* [WORK ORDER]:
Please reproduce the entries in full. Keep every character the same.

(Items from an interface collection)
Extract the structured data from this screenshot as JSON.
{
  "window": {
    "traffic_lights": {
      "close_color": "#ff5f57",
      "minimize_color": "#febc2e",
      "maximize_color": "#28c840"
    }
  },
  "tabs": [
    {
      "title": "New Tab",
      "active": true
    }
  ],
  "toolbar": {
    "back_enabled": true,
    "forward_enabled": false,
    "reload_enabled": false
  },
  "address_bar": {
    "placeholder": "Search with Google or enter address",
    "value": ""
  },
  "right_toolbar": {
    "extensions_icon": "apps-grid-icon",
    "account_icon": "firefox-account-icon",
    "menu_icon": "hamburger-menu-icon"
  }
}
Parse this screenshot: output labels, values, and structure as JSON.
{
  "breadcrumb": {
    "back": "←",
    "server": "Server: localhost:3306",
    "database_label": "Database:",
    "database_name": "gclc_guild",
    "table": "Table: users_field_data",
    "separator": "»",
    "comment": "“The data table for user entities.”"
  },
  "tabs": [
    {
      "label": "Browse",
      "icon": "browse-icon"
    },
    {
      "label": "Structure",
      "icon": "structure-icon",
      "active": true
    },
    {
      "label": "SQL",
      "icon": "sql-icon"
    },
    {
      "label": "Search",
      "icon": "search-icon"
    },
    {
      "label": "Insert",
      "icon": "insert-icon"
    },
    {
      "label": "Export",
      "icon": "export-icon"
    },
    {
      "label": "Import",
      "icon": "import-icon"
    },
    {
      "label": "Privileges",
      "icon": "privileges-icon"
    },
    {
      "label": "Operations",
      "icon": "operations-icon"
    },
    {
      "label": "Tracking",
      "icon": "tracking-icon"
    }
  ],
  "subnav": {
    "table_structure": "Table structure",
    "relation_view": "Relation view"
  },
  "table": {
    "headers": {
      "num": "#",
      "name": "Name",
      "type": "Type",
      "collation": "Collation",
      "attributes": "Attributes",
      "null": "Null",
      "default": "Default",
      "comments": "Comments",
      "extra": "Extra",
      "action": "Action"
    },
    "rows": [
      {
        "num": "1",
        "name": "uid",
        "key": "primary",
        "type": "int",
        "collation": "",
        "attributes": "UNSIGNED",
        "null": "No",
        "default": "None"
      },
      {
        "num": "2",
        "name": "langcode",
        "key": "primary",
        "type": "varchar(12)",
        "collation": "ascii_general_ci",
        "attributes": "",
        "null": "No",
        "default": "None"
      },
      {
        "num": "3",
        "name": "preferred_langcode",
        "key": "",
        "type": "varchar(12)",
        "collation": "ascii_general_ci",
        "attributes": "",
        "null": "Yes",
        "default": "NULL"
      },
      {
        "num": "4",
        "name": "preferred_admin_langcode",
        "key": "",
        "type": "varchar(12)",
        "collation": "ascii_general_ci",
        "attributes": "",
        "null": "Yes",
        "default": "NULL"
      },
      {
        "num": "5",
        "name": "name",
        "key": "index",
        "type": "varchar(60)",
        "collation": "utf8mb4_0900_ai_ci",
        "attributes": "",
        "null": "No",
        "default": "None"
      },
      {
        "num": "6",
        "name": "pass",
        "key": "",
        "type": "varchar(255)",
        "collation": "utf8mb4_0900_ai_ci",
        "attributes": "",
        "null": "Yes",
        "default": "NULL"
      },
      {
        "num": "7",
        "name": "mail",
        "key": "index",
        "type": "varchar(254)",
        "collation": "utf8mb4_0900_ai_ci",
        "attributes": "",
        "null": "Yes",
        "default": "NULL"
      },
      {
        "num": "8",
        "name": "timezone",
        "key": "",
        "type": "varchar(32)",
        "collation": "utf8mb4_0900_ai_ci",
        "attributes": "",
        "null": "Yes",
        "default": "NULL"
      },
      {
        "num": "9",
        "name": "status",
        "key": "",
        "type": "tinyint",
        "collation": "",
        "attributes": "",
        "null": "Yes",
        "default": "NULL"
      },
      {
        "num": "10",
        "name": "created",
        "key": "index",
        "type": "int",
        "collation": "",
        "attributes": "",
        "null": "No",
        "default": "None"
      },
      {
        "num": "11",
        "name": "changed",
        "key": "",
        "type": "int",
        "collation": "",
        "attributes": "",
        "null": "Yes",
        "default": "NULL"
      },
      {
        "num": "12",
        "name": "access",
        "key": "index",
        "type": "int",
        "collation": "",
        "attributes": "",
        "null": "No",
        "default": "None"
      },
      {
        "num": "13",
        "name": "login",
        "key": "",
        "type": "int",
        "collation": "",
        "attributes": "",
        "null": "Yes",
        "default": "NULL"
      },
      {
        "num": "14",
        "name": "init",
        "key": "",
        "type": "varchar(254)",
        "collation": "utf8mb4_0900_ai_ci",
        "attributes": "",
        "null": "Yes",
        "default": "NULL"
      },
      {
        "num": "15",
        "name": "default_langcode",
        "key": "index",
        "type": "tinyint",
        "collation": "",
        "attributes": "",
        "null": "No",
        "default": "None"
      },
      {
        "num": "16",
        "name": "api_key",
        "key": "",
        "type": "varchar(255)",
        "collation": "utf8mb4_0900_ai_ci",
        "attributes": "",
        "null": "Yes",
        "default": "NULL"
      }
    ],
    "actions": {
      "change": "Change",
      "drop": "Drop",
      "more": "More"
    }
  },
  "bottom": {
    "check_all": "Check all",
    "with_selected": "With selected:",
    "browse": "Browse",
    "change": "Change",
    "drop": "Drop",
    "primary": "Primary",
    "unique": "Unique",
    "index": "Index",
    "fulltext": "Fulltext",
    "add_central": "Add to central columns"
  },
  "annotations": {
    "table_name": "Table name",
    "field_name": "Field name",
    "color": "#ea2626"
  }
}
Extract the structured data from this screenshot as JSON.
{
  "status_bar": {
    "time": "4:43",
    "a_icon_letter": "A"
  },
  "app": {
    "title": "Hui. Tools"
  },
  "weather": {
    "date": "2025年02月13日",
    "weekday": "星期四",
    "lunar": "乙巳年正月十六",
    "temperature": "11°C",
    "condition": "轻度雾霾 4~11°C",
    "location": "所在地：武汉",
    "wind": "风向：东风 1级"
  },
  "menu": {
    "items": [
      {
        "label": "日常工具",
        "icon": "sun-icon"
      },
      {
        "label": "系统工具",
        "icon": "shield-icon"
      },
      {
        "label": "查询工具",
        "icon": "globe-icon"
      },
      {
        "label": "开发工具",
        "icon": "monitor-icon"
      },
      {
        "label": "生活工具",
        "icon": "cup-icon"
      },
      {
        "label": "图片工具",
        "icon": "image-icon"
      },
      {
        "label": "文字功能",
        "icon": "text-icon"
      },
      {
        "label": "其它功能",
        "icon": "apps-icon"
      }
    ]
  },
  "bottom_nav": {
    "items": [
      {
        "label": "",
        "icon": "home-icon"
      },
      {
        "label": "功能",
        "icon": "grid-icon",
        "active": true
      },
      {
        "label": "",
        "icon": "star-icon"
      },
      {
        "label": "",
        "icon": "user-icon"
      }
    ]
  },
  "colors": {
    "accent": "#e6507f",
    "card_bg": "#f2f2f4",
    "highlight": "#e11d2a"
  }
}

* [EXERCISE SOLUTION]:
Extract the structured data from this screenshot as JSON.
{
  "window": {
    "traffic_lights": {
      "close_color": "#ff5f57",
      "minimize_color": "#febc2e",
      "maximize_color": "#28c840"
    }
  },
  "tabs": [
    {
      "title": "New Tab",
      "active": true
    }
  ],
  "toolbar": {
    "back_enabled": true,
    "forward_enabled": false,
    "reload_enabled": false
  },
  "address_bar": {
    "placeholder": "Search with Google or enter address",
    "value": ""
  },
  "right_toolbar": {
    "extensions_icon": "apps-grid-icon",
    "account_icon": "firefox-account-icon",
    "menu_icon": "hamburger-menu-icon"
  }
}
Parse this screenshot: output labels, values, and structure as JSON.
{
  "breadcrumb": {
    "back": "←",
    "server": "Server: localhost:3306",
    "database_label": "Database:",
    "database_name": "gclc_guild",
    "table": "Table: users_field_data",
    "separator": "»",
    "comment": "“The data table for user entities.”"
  },
  "tabs": [
    {
      "label": "Browse",
      "icon": "browse-icon"
    },
    {
      "label": "Structure",
      "icon": "structure-icon",
      "active": true
    },
    {
      "label": "SQL",
      "icon": "sql-icon"
    },
    {
      "label": "Search",
      "icon": "search-icon"
    },
    {
      "label": "Insert",
      "icon": "insert-icon"
    },
    {
      "label": "Export",
      "icon": "export-icon"
    },
    {
      "label": "Import",
      "icon": "import-icon"
    },
    {
      "label": "Privileges",
      "icon": "privileges-icon"
    },
    {
      "label": "Operations",
      "icon": "operations-icon"
    },
    {
      "label": "Tracking",
      "icon": "tracking-icon"
    }
  ],
  "subnav": {
    "table_structure": "Table structure",
    "relation_view": "Relation view"
  },
  "table": {
    "headers": {
      "num": "#",
      "name": "Name",
      "type": "Type",
      "collation": "Collation",
      "attributes": "Attributes",
      "null": "Null",
      "default": "Default",
      "comments": "Comments",
      "extra": "Extra",
      "action": "Action"
    },
    "rows": [
      {
        "num": "1",
        "name": "uid",
        "key": "primary",
        "type": "int",
        "collation": "",
        "attributes": "UNSIGNED",
        "null": "No",
        "default": "None"
      },
      {
        "num": "2",
        "name": "langcode",
        "key": "primary",
        "type": "varchar(12)",
        "collation": "ascii_general_ci",
        "attributes": "",
        "null": "No",
        "default": "None"
      },
      {
        "num": "3",
        "name": "preferred_langcode",
        "key": "",
        "type": "varchar(12)",
        "collation": "ascii_general_ci",
        "attributes": "",
        "null": "Yes",
        "default": "NULL"
      },
      {
        "num": "4",
        "name": "preferred_admin_langcode",
        "key": "",
        "type": "varchar(12)",
        "collation": "ascii_general_ci",
        "attributes": "",
        "null": "Yes",
        "default": "NULL"
      },
      {
        "num": "5",
        "name": "name",
        "key": "index",
        "type": "varchar(60)",
        "collation": "utf8mb4_0900_ai_ci",
        "attributes": "",
        "null": "No",
        "default": "None"
      },
      {
        "num": "6",
        "name": "pass",
        "key": "",
        "type": "varchar(255)",
        "collation": "utf8mb4_0900_ai_ci",
        "attributes": "",
        "null": "Yes",
        "default": "NULL"
      },
      {
        "num": "7",
        "name": "mail",
        "key": "index",
        "type": "varchar(254)",
        "collation": "utf8mb4_0900_ai_ci",
        "attributes": "",
        "null": "Yes",
        "default": "NULL"
      },
      {
        "num": "8",
        "name": "timezone",
        "key": "",
        "type": "varchar(32)",
        "collation": "utf8mb4_0900_ai_ci",
        "attributes": "",
        "null": "Yes",
        "default": "NULL"
      },
      {
        "num": "9",
        "name": "status",
        "key": "",
        "type": "tinyint",
        "collation": "",
        "attributes": "",
        "null": "Yes",
        "default": "NULL"
      },
      {
        "num": "10",
        "name": "created",
        "key": "index",
        "type": "int",
        "collation": "",
        "attributes": "",
        "null": "No",
        "default": "None"
      },
      {
        "num": "11",
        "name": "changed",
        "key": "",
        "type": "int",
        "collation": "",
        "attributes": "",
        "null": "Yes",
        "default": "NULL"
      },
      {
        "num": "12",
        "name": "access",
        "key": "index",
        "type": "int",
        "collation": "",
        "attributes": "",
        "null": "No",
        "default": "None"
      },
      {
        "num": "13",
        "name": "login",
        "key": "",
        "type": "int",
        "collation": "",
        "attributes": "",
        "null": "Yes",
        "default": "NULL"
      },
      {
        "num": "14",
        "name": "init",
        "key": "",
        "type": "varchar(254)",
        "collation": "utf8mb4_0900_ai_ci",
        "attributes": "",
        "null": "Yes",
        "default": "NULL"
      },
      {
        "num": "15",
        "name": "default_langcode",
        "key": "index",
        "type": "tinyint",
        "collation": "",
        "attributes": "",
        "null": "No",
        "default": "None"
      },
      {
        "num": "16",
        "name": "api_key",
        "key": "",
        "type": "varchar(255)",
        "collation": "utf8mb4_0900_ai_ci",
        "attributes": "",
        "null": "Yes",
        "default": "NULL"
      }
    ],
    "actions": {
      "change": "Change",
      "drop": "Drop",
      "more": "More"
    }
  },
  "bottom": {
    "check_all": "Check all",
    "with_selected": "With selected:",
    "browse": "Browse",
    "change": "Change",
    "drop": "Drop",
    "primary": "Primary",
    "unique": "Unique",
    "index": "Index",
    "fulltext": "Fulltext",
    "add_central": "Add to central columns"
  },
  "annotations": {
    "table_name": "Table name",
    "field_name": "Field name",
    "color": "#ea2626"
  }
}
Extract the structured data from this screenshot as JSON.
{
  "status_bar": {
    "time": "4:43",
    "a_icon_letter": "A"
  },
  "app": {
    "title": "Hui. Tools"
  },
  "weather": {
    "date": "2025年02月13日",
    "weekday": "星期四",
    "lunar": "乙巳年正月十六",
    "temperature": "11°C",
    "condition": "轻度雾霾 4~11°C",
    "location": "所在地：武汉",
    "wind": "风向：东风 1级"
  },
  "menu": {
    "items": [
      {
        "label": "日常工具",
        "icon": "sun-icon"
      },
      {
        "label": "系统工具",
        "icon": "shield-icon"
      },
      {
        "label": "查询工具",
        "icon": "globe-icon"
      },
      {
        "label": "开发工具",
        "icon": "monitor-icon"
      },
      {
        "label": "生活工具",
        "icon": "cup-icon"
      },
      {
        "label": "图片工具",
        "icon": "image-icon"
      },
      {
        "label": "文字功能",
        "icon": "text-icon"
      },
      {
        "label": "其它功能",
        "icon": "apps-icon"
      }
    ]
  },
  "bottom_nav": {
    "items": [
      {
        "label": "",
        "icon": "home-icon"
      },
      {
        "label": "功能",
        "icon": "grid-icon",
        "active": true
      },
      {
        "label": "",
        "icon": "star-icon"
      },
      {
        "label": "",
        "icon": "user-icon"
      }
    ]
  },
  "colors": {
    "accent": "#e6507f",
    "card_bg": "#f2f2f4",
    "highlight": "#e11d2a"
  }
}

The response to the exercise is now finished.